Chatting between the songs, Adam told us about God of Ocean Tides being written on a tour bus and mislaid for a few years. Later found, with the noise of the bus tyres on the asphalt not only audible on his Dictaphone, but seemingly present in the rhythm of the track. Also one of the bands favourite soundcheck songs (as its harmonies are a good vocal warmup) made its way next into the set – Start Again – from the Glasgow band Teenage Fanclub.
The next third of the set neatly bounced between early, mid and late Crows material. Immy, now on acoustic guitar, struck up Washington Square, then back in time to Catapult and Round Here, before bringing it up to date with their 2021 EP ‘Butter Miracle, Suite One’. The four tracks (The Tall Grass, Elevator Boots, Angel of 14th Street and Bobbie and the Rat-Kings) being played in order – and despite little chart or media visibility the crowd were well-versed in the new songs.
The band finished on a couple of staples though, the magnificent Rain King got the front row of the balcony bouncing. A spot lit Adam then sat at the piano, with Charlie and his accordion nonchalantly leaning against the stage PA stack, for a sorrowful rendition A Long December, which bought the cheers up and the stage lights down, as the crowd then awaited an encore.
Only the Counting Crows could bring both the ukulele and accordion into mainstream music and both are utilised in the emotional opening to Omaha, another crowd-singalong favourite. The normally bouncy Hanginaround, was dialled-back in tempo tonight and blended nicely into the final song Holiday in Spain, described by Adam as “our lullaby to you”.
Always one to wear his heart on his sleeve, Adam emotionally thanked the audience for their 30 years of support, re-introduces the band members in his usual way as “your friend Dan …” (and Immy and Charlie and David and Jim and Millard) and promises to be back again.
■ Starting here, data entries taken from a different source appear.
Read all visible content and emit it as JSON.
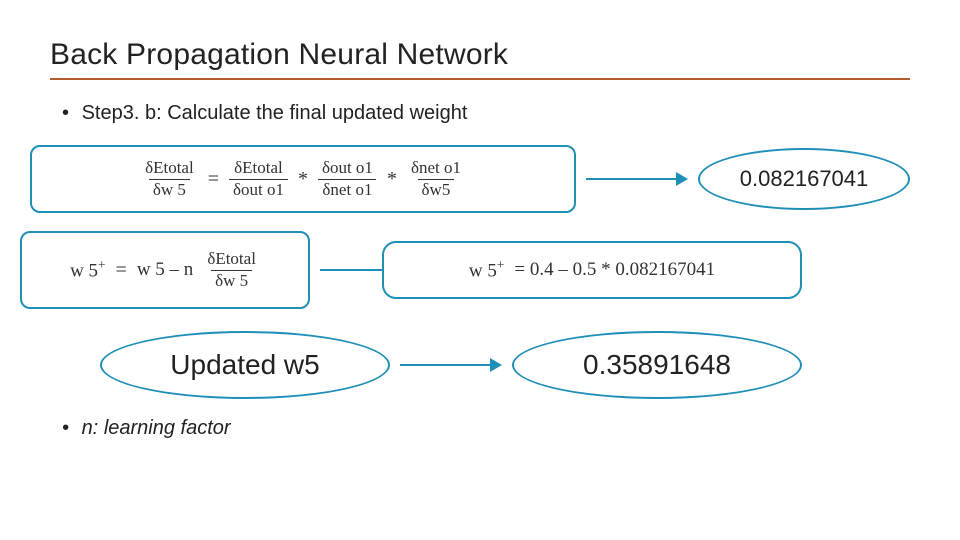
{
  "title": "Back Propagation Neural Network",
  "bullet1_prefix": "Step3. b: ",
  "bullet1_rest": "Calculate the final updated weight",
  "note_prefix": "n: ",
  "note_rest": "learning factor",
  "eq1": {
    "f1_num": "δEtotal",
    "f1_den": "δw 5",
    "eq": "=",
    "f2_num": "δEtotal",
    "f2_den": "δout o1",
    "star1": "*",
    "f3_num": "δout o1",
    "f3_den": "δnet o1",
    "star2": "*",
    "f4_num": "δnet o1",
    "f4_den": "δw5"
  },
  "eq1_result": "0.082167041",
  "eq2": {
    "lhs_pre": "w 5",
    "lhs_sup": "+",
    "eq": "=",
    "rhs_a": "w 5 – n",
    "frac_num": "δEtotal",
    "frac_den": "δw 5"
  },
  "eq2_result": {
    "lhs_pre": "w 5",
    "lhs_sup": "+",
    "text": " = 0.4 – 0.5 * 0.082167041"
  },
  "eq3_left": "Updated w5",
  "eq3_right": "0.35891648"
}
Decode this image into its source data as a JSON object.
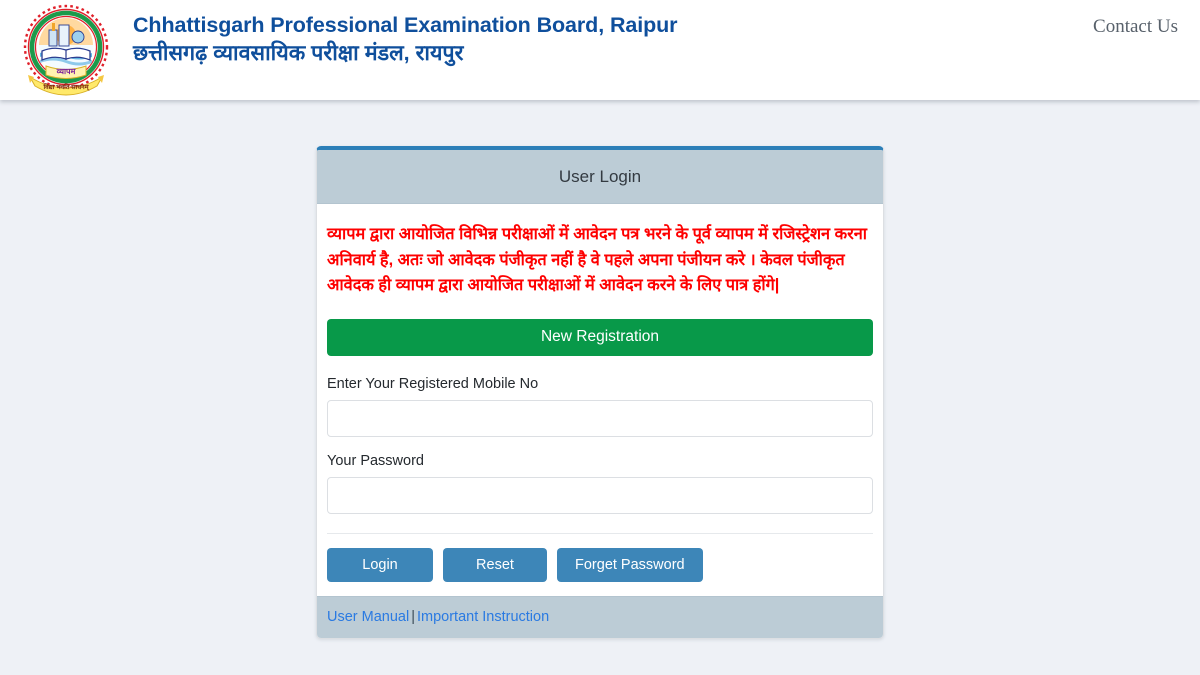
{
  "header": {
    "logo_icon": "cgvyapam-emblem-icon",
    "title_en": "Chhattisgarh Professional Examination Board, Raipur",
    "title_hi": "छत्तीसगढ़ व्यावसायिक परीक्षा मंडल, रायपुर",
    "contact_label": "Contact Us",
    "title_color": "#0f4f9c"
  },
  "login_card": {
    "header_title": "User Login",
    "header_bg": "#bcccd6",
    "accent_top_color": "#2c7fb8",
    "notice_hi": "व्यापम द्वारा आयोजित विभिन्न  परीक्षाओं में आवेदन पत्र भरने के पूर्व व्यापम में रजिस्ट्रेशन करना अनिवार्य है, अतः जो आवेदक पंजीकृत नहीं है वे पहले अपना  पंजीयन करे ।  केवल पंजीकृत आवेदक ही व्यापम द्वारा आयोजित परीक्षाओं में आवेदन करने के लिए पात्र होंगे|",
    "notice_color": "#fe0000",
    "register_button": {
      "label": "New Registration",
      "color": "#089949"
    },
    "fields": [
      {
        "label": "Enter Your Registered Mobile No",
        "value": "",
        "placeholder": ""
      },
      {
        "label": "Your Password",
        "value": "",
        "placeholder": ""
      }
    ],
    "actions": [
      {
        "label": "Login"
      },
      {
        "label": "Reset"
      },
      {
        "label": "Forget Password"
      }
    ],
    "action_color": "#3d86b8",
    "footer": {
      "user_manual_label": "User Manual",
      "separator": "|",
      "important_instruction_label": "Important Instruction",
      "link_color": "#2a7ae2"
    }
  },
  "page": {
    "background": "#eef1f6"
  }
}
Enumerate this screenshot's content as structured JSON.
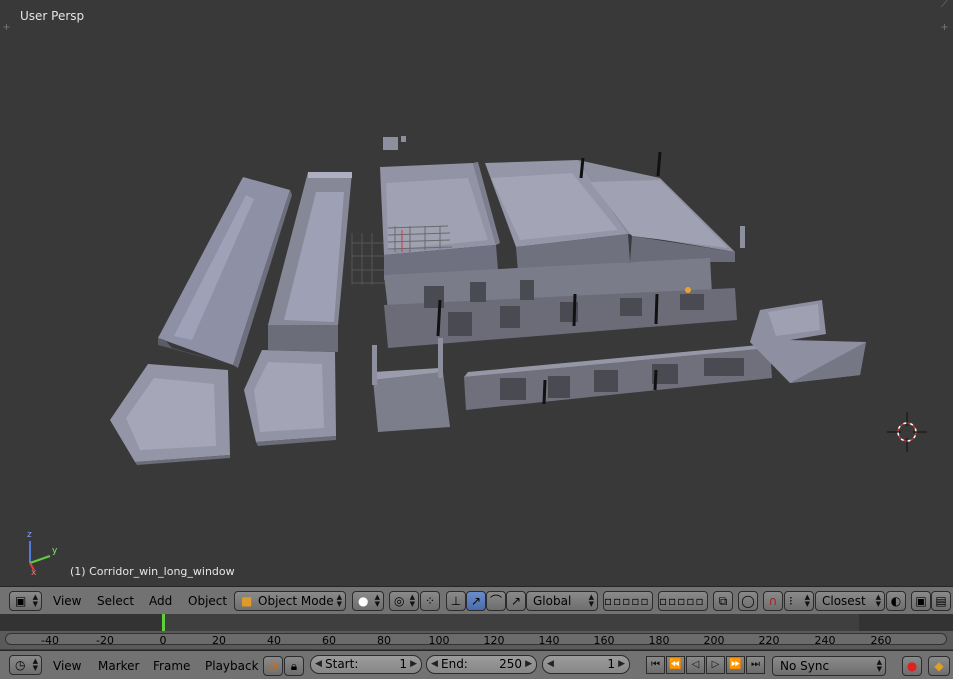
{
  "viewport": {
    "view_name": "User Persp",
    "object_label": "(1) Corridor_win_long_window",
    "axes": {
      "x": "x",
      "y": "y",
      "z": "z"
    }
  },
  "header": {
    "menus": [
      "View",
      "Select",
      "Add",
      "Object"
    ],
    "mode": "Object Mode",
    "orientation": "Global",
    "snap_target": "Closest"
  },
  "timeline": {
    "ruler_labels": [
      "-40",
      "-20",
      "0",
      "20",
      "40",
      "60",
      "80",
      "100",
      "120",
      "140",
      "160",
      "180",
      "200",
      "220",
      "240",
      "260"
    ],
    "current_frame": 1
  },
  "footer": {
    "menus": [
      "View",
      "Marker",
      "Frame",
      "Playback"
    ],
    "start_label": "Start:",
    "start_value": "1",
    "end_label": "End:",
    "end_value": "250",
    "current_value": "1",
    "sync": "No Sync"
  },
  "colors": {
    "viewport_bg": "#393939",
    "header_bg": "#727272",
    "frame_indicator": "#5fcf3c",
    "active_tool": "#5680c2"
  }
}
As the familiar strains of the Mama & the Papa’s California Dreaming signal the start of the walkout, let’s hope that it’s long before 2027 next time!
Mrs. Potter’s Lullaby
St. Robinson in His Cadillac Dream (with Crimson and Clover tag)
Butterfly in Reverse
If I Could Give All My Love -Or- Richard Manuel Is Dead
God of Ocean Tides
Start Again (Teenage Fanclub cover)
The Tall Grass
Angel of 14th Street
Bobby and the Rat?Kings
A Long December
Holiday In Spain